» PROBLEM STATEMENT
Word for word, set down the records and skip each picture.

» RECORDS SHOWN

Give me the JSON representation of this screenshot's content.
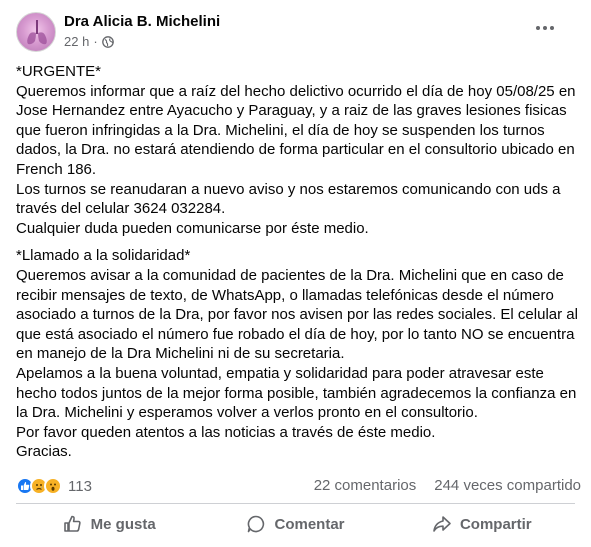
{
  "post": {
    "author": "Dra Alicia B. Michelini",
    "time": "22 h",
    "separator": "·",
    "paragraphs": [
      "*URGENTE*\nQueremos informar que a raíz del hecho delictivo ocurrido el día de hoy 05/08/25 en Jose Hernandez entre Ayacucho y Paraguay, y a raiz de las graves lesiones fisicas que fueron infringidas a la Dra. Michelini, el día de hoy se suspenden los turnos dados, la Dra. no estará atendiendo de forma particular en el consultorio ubicado en French 186.\nLos turnos se reanudaran a nuevo aviso y nos estaremos comunicando con uds a través del celular 3624 032284.\nCualquier duda pueden comunicarse por éste medio.",
      "*Llamado a la solidaridad*\nQueremos avisar a la comunidad de pacientes de la Dra. Michelini que en caso de recibir mensajes de texto, de WhatsApp, o llamadas telefónicas desde el número asociado a turnos de la Dra, por favor nos avisen por las redes sociales. El celular al que está asociado el número fue robado el día de hoy, por lo tanto NO se encuentra en manejo de la Dra Michelini ni de su secretaria.\nApelamos a la buena voluntad, empatia y solidaridad para poder atravesar este hecho todos juntos de la mejor forma posible, también agradecemos la confianza en la Dra. Michelini y esperamos volver a verlos pronto en el consultorio.\nPor favor queden atentos a las noticias a través de éste medio.\nGracias."
    ]
  },
  "reactions": {
    "icons": [
      "like-icon",
      "sad-icon",
      "wow-icon"
    ],
    "count": "113",
    "comments": "22 comentarios",
    "shares": "244 veces compartido"
  },
  "actions": {
    "like": "Me gusta",
    "comment": "Comentar",
    "share": "Compartir"
  },
  "colors": {
    "text": "#050505",
    "secondary": "#65676b",
    "like_blue": "#1877f2",
    "emoji_yellow": "#f7b125"
  }
}
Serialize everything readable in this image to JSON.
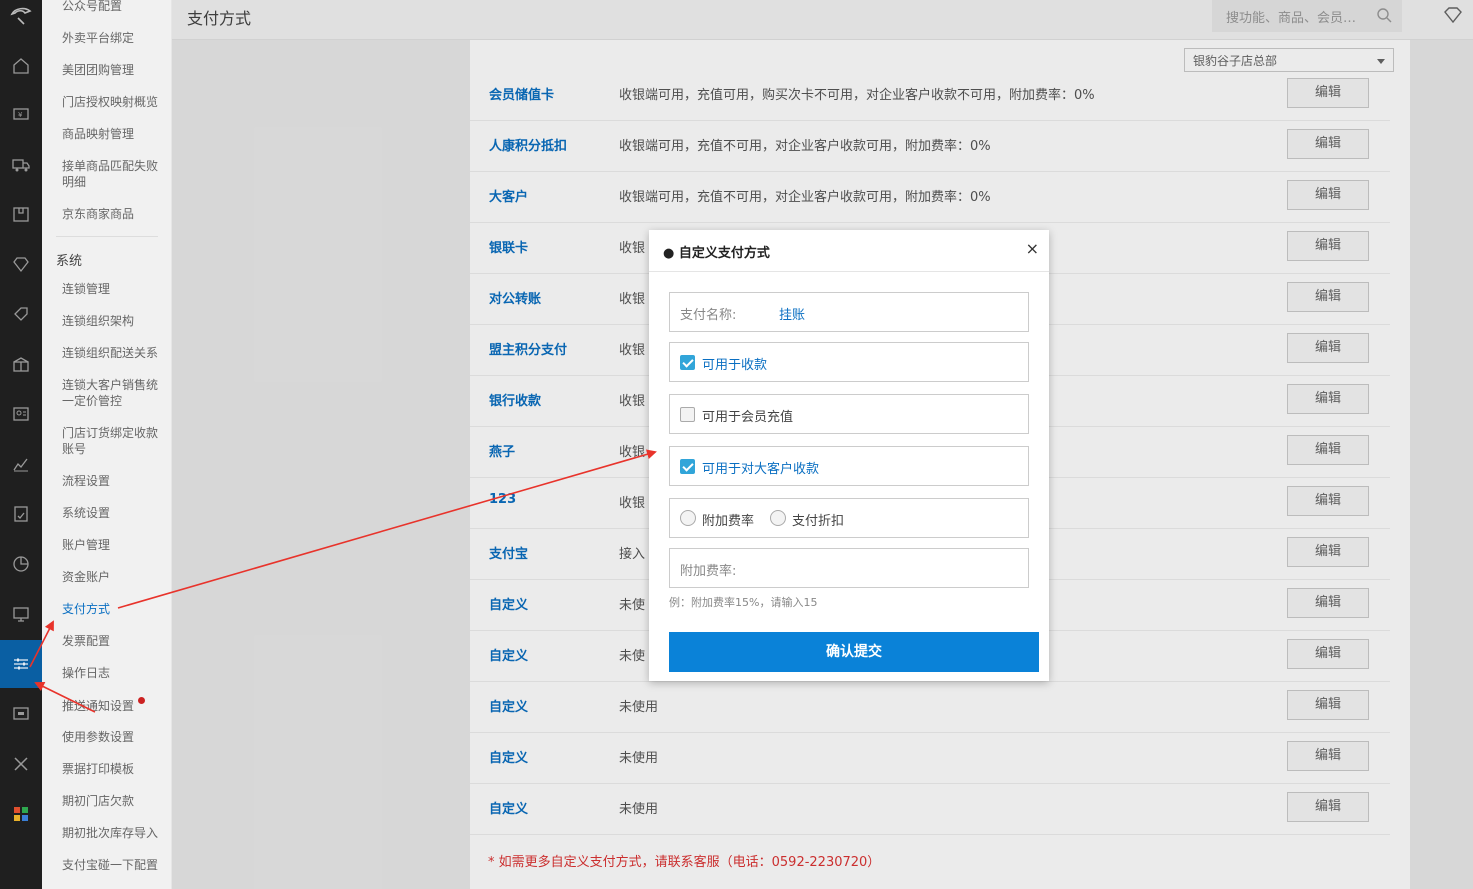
{
  "header": {
    "title": "支付方式",
    "search_placeholder": "搜功能、商品、会员…"
  },
  "subnav": {
    "items_top": [
      "公众号配置",
      "外卖平台绑定",
      "美团团购管理",
      "门店授权映射概览",
      "商品映射管理",
      "接单商品匹配失败明细",
      "京东商家商品"
    ],
    "section_title": "系统",
    "items": [
      "连锁管理",
      "连锁组织架构",
      "连锁组织配送关系",
      "连锁大客户销售统一定价管控",
      "门店订货绑定收款账号",
      "流程设置",
      "系统设置",
      "账户管理",
      "资金账户",
      "支付方式",
      "发票配置",
      "操作日志",
      "推送通知设置",
      "使用参数设置",
      "票据打印模板",
      "期初门店欠款",
      "期初批次库存导入",
      "支付宝碰一下配置"
    ],
    "active_item": "支付方式"
  },
  "store_select": {
    "value": "银豹谷子店总部"
  },
  "payment_rows": [
    {
      "name": "会员储值卡",
      "desc": "收银端可用，充值可用，购买次卡不可用，对企业客户收款不可用，附加费率：0%",
      "edit": "编辑"
    },
    {
      "name": "人康积分抵扣",
      "desc": "收银端可用，充值不可用，对企业客户收款可用，附加费率：0%",
      "edit": "编辑"
    },
    {
      "name": "大客户",
      "desc": "收银端可用，充值不可用，对企业客户收款可用，附加费率：0%",
      "edit": "编辑"
    },
    {
      "name": "银联卡",
      "desc": "收银",
      "edit": "编辑"
    },
    {
      "name": "对公转账",
      "desc": "收银",
      "edit": "编辑"
    },
    {
      "name": "盟主积分支付",
      "desc": "收银",
      "edit": "编辑"
    },
    {
      "name": "银行收款",
      "desc": "收银",
      "edit": "编辑"
    },
    {
      "name": "燕子",
      "desc": "收银",
      "edit": "编辑"
    },
    {
      "name": "123",
      "desc": "收银",
      "edit": "编辑"
    },
    {
      "name": "支付宝",
      "desc": "接入",
      "edit": "编辑"
    },
    {
      "name": "自定义",
      "desc": "未使",
      "edit": "编辑"
    },
    {
      "name": "自定义",
      "desc": "未使",
      "edit": "编辑"
    },
    {
      "name": "自定义",
      "desc": "未使用",
      "edit": "编辑"
    },
    {
      "name": "自定义",
      "desc": "未使用",
      "edit": "编辑"
    },
    {
      "name": "自定义",
      "desc": "未使用",
      "edit": "编辑"
    }
  ],
  "footnote": "* 如需更多自定义支付方式，请联系客服（电话：0592-2230720）",
  "modal": {
    "title": "● 自定义支付方式",
    "close": "×",
    "name_label": "支付名称:",
    "name_value": "挂账",
    "cb_receive": "可用于收款",
    "cb_receive_checked": true,
    "cb_recharge": "可用于会员充值",
    "cb_recharge_checked": false,
    "cb_bigclient": "可用于对大客户收款",
    "cb_bigclient_checked": true,
    "radio_fee": "附加费率",
    "radio_discount": "支付折扣",
    "fee_placeholder": "附加费率:",
    "hint": "例：附加费率15%，请输入15",
    "submit": "确认提交"
  },
  "colors": {
    "accent": "#0a6fc2",
    "rail_bg": "#1f1f1f",
    "rail_active": "#0a5fa3",
    "submit_bg": "#0a82d8",
    "arrow": "#e8332b"
  }
}
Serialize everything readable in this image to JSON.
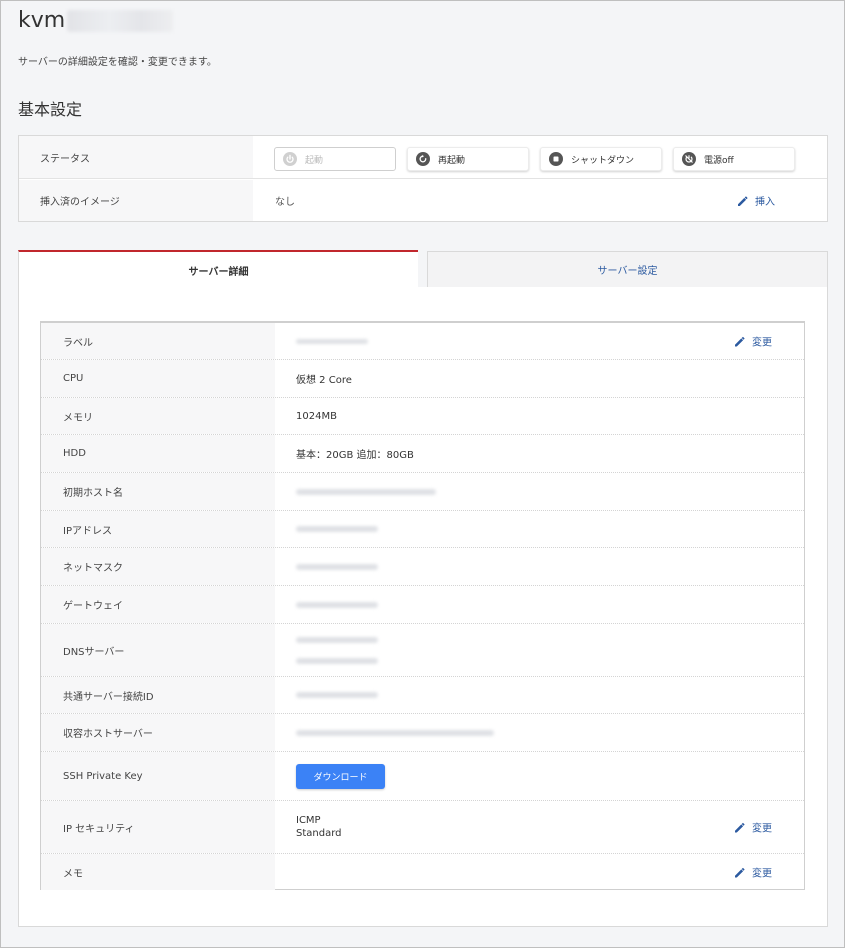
{
  "header": {
    "title": "kvm",
    "subtitle": "サーバーの詳細設定を確認・変更できます。"
  },
  "basic": {
    "section_title": "基本設定",
    "status_label": "ステータス",
    "buttons": {
      "start": "起動",
      "restart": "再起動",
      "shutdown": "シャットダウン",
      "power_off": "電源off"
    },
    "image_label": "挿入済のイメージ",
    "image_value": "なし",
    "insert_label": "挿入"
  },
  "tabs": {
    "details": "サーバー詳細",
    "settings": "サーバー設定"
  },
  "details": {
    "label": "ラベル",
    "cpu_label": "CPU",
    "cpu_value": "仮想 2 Core",
    "memory_label": "メモリ",
    "memory_value": "1024MB",
    "hdd_label": "HDD",
    "hdd_value": "基本：20GB 追加：80GB",
    "hostname_label": "初期ホスト名",
    "ip_label": "IPアドレス",
    "netmask_label": "ネットマスク",
    "gateway_label": "ゲートウェイ",
    "dns_label": "DNSサーバー",
    "shared_label": "共通サーバー接続ID",
    "host_server_label": "収容ホストサーバー",
    "ssh_label": "SSH Private Key",
    "download_label": "ダウンロード",
    "ip_security_label": "IP セキュリティ",
    "ip_security_line1": "ICMP",
    "ip_security_line2": "Standard",
    "memo_label": "メモ",
    "edit_label": "変更"
  },
  "colors": {
    "accent_red": "#c1272d",
    "link_blue": "#2c5aa0",
    "button_blue": "#3b82f6"
  }
}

» SOLUTION TO THIS EXERCISE
Give me the JSON representation of this screenshot's content.
{
  "post": {
    "author": "Dra Alicia B. Michelini",
    "time": "22 h",
    "separator": "·",
    "paragraphs": [
      "*URGENTE*\nQueremos informar que a raíz del hecho delictivo ocurrido el día de hoy 05/08/25 en Jose Hernandez entre Ayacucho y Paraguay, y a raiz de las graves lesiones fisicas que fueron infringidas a la Dra. Michelini, el día de hoy se suspenden los turnos dados, la Dra. no estará atendiendo de forma particular en el consultorio ubicado en French 186.\nLos turnos se reanudaran a nuevo aviso y nos estaremos comunicando con uds a través del celular 3624 032284.\nCualquier duda pueden comunicarse por éste medio.",
      "*Llamado a la solidaridad*\nQueremos avisar a la comunidad de pacientes de la Dra. Michelini que en caso de recibir mensajes de texto, de WhatsApp, o llamadas telefónicas desde el número asociado a turnos de la Dra, por favor nos avisen por las redes sociales. El celular al que está asociado el número fue robado el día de hoy, por lo tanto NO se encuentra en manejo de la Dra Michelini ni de su secretaria.\nApelamos a la buena voluntad, empatia y solidaridad para poder atravesar este hecho todos juntos de la mejor forma posible, también agradecemos la confianza en la Dra. Michelini y esperamos volver a verlos pronto en el consultorio.\nPor favor queden atentos a las noticias a través de éste medio.\nGracias."
    ]
  },
  "reactions": {
    "icons": [
      "like-icon",
      "sad-icon",
      "wow-icon"
    ],
    "count": "113",
    "comments": "22 comentarios",
    "shares": "244 veces compartido"
  },
  "actions": {
    "like": "Me gusta",
    "comment": "Comentar",
    "share": "Compartir"
  },
  "colors": {
    "text": "#050505",
    "secondary": "#65676b",
    "like_blue": "#1877f2",
    "emoji_yellow": "#f7b125"
  }
}
Serialize everything readable in this image to JSON.
{
  "header": {
    "title": "支付方式",
    "search_placeholder": "搜功能、商品、会员…"
  },
  "subnav": {
    "items_top": [
      "公众号配置",
      "外卖平台绑定",
      "美团团购管理",
      "门店授权映射概览",
      "商品映射管理",
      "接单商品匹配失败明细",
      "京东商家商品"
    ],
    "section_title": "系统",
    "items": [
      "连锁管理",
      "连锁组织架构",
      "连锁组织配送关系",
      "连锁大客户销售统一定价管控",
      "门店订货绑定收款账号",
      "流程设置",
      "系统设置",
      "账户管理",
      "资金账户",
      "支付方式",
      "发票配置",
      "操作日志",
      "推送通知设置",
      "使用参数设置",
      "票据打印模板",
      "期初门店欠款",
      "期初批次库存导入",
      "支付宝碰一下配置"
    ],
    "active_item": "支付方式"
  },
  "store_select": {
    "value": "银豹谷子店总部"
  },
  "payment_rows": [
    {
      "name": "会员储值卡",
      "desc": "收银端可用，充值可用，购买次卡不可用，对企业客户收款不可用，附加费率：0%",
      "edit": "编辑"
    },
    {
      "name": "人康积分抵扣",
      "desc": "收银端可用，充值不可用，对企业客户收款可用，附加费率：0%",
      "edit": "编辑"
    },
    {
      "name": "大客户",
      "desc": "收银端可用，充值不可用，对企业客户收款可用，附加费率：0%",
      "edit": "编辑"
    },
    {
      "name": "银联卡",
      "desc": "收银",
      "edit": "编辑"
    },
    {
      "name": "对公转账",
      "desc": "收银",
      "edit": "编辑"
    },
    {
      "name": "盟主积分支付",
      "desc": "收银",
      "edit": "编辑"
    },
    {
      "name": "银行收款",
      "desc": "收银",
      "edit": "编辑"
    },
    {
      "name": "燕子",
      "desc": "收银",
      "edit": "编辑"
    },
    {
      "name": "123",
      "desc": "收银",
      "edit": "编辑"
    },
    {
      "name": "支付宝",
      "desc": "接入",
      "edit": "编辑"
    },
    {
      "name": "自定义",
      "desc": "未使",
      "edit": "编辑"
    },
    {
      "name": "自定义",
      "desc": "未使",
      "edit": "编辑"
    },
    {
      "name": "自定义",
      "desc": "未使用",
      "edit": "编辑"
    },
    {
      "name": "自定义",
      "desc": "未使用",
      "edit": "编辑"
    },
    {
      "name": "自定义",
      "desc": "未使用",
      "edit": "编辑"
    }
  ],
  "footnote": "* 如需更多自定义支付方式，请联系客服（电话：0592-2230720）",
  "modal": {
    "title": "● 自定义支付方式",
    "close": "×",
    "name_label": "支付名称:",
    "name_value": "挂账",
    "cb_receive": "可用于收款",
    "cb_receive_checked": true,
    "cb_recharge": "可用于会员充值",
    "cb_recharge_checked": false,
    "cb_bigclient": "可用于对大客户收款",
    "cb_bigclient_checked": true,
    "radio_fee": "附加费率",
    "radio_discount": "支付折扣",
    "fee_placeholder": "附加费率:",
    "hint": "例：附加费率15%，请输入15",
    "submit": "确认提交"
  },
  "colors": {
    "accent": "#0a6fc2",
    "rail_bg": "#1f1f1f",
    "rail_active": "#0a5fa3",
    "submit_bg": "#0a82d8",
    "arrow": "#e8332b"
  }
}
Serialize everything readable in this image to JSON.
{
  "header": {
    "title": "kvm",
    "subtitle": "サーバーの詳細設定を確認・変更できます。"
  },
  "basic": {
    "section_title": "基本設定",
    "status_label": "ステータス",
    "buttons": {
      "start": "起動",
      "restart": "再起動",
      "shutdown": "シャットダウン",
      "power_off": "電源off"
    },
    "image_label": "挿入済のイメージ",
    "image_value": "なし",
    "insert_label": "挿入"
  },
  "tabs": {
    "details": "サーバー詳細",
    "settings": "サーバー設定"
  },
  "details": {
    "label": "ラベル",
    "cpu_label": "CPU",
    "cpu_value": "仮想 2 Core",
    "memory_label": "メモリ",
    "memory_value": "1024MB",
    "hdd_label": "HDD",
    "hdd_value": "基本：20GB 追加：80GB",
    "hostname_label": "初期ホスト名",
    "ip_label": "IPアドレス",
    "netmask_label": "ネットマスク",
    "gateway_label": "ゲートウェイ",
    "dns_label": "DNSサーバー",
    "shared_label": "共通サーバー接続ID",
    "host_server_label": "収容ホストサーバー",
    "ssh_label": "SSH Private Key",
    "download_label": "ダウンロード",
    "ip_security_label": "IP セキュリティ",
    "ip_security_line1": "ICMP",
    "ip_security_line2": "Standard",
    "memo_label": "メモ",
    "edit_label": "変更"
  },
  "colors": {
    "accent_red": "#c1272d",
    "link_blue": "#2c5aa0",
    "button_blue": "#3b82f6"
  }
}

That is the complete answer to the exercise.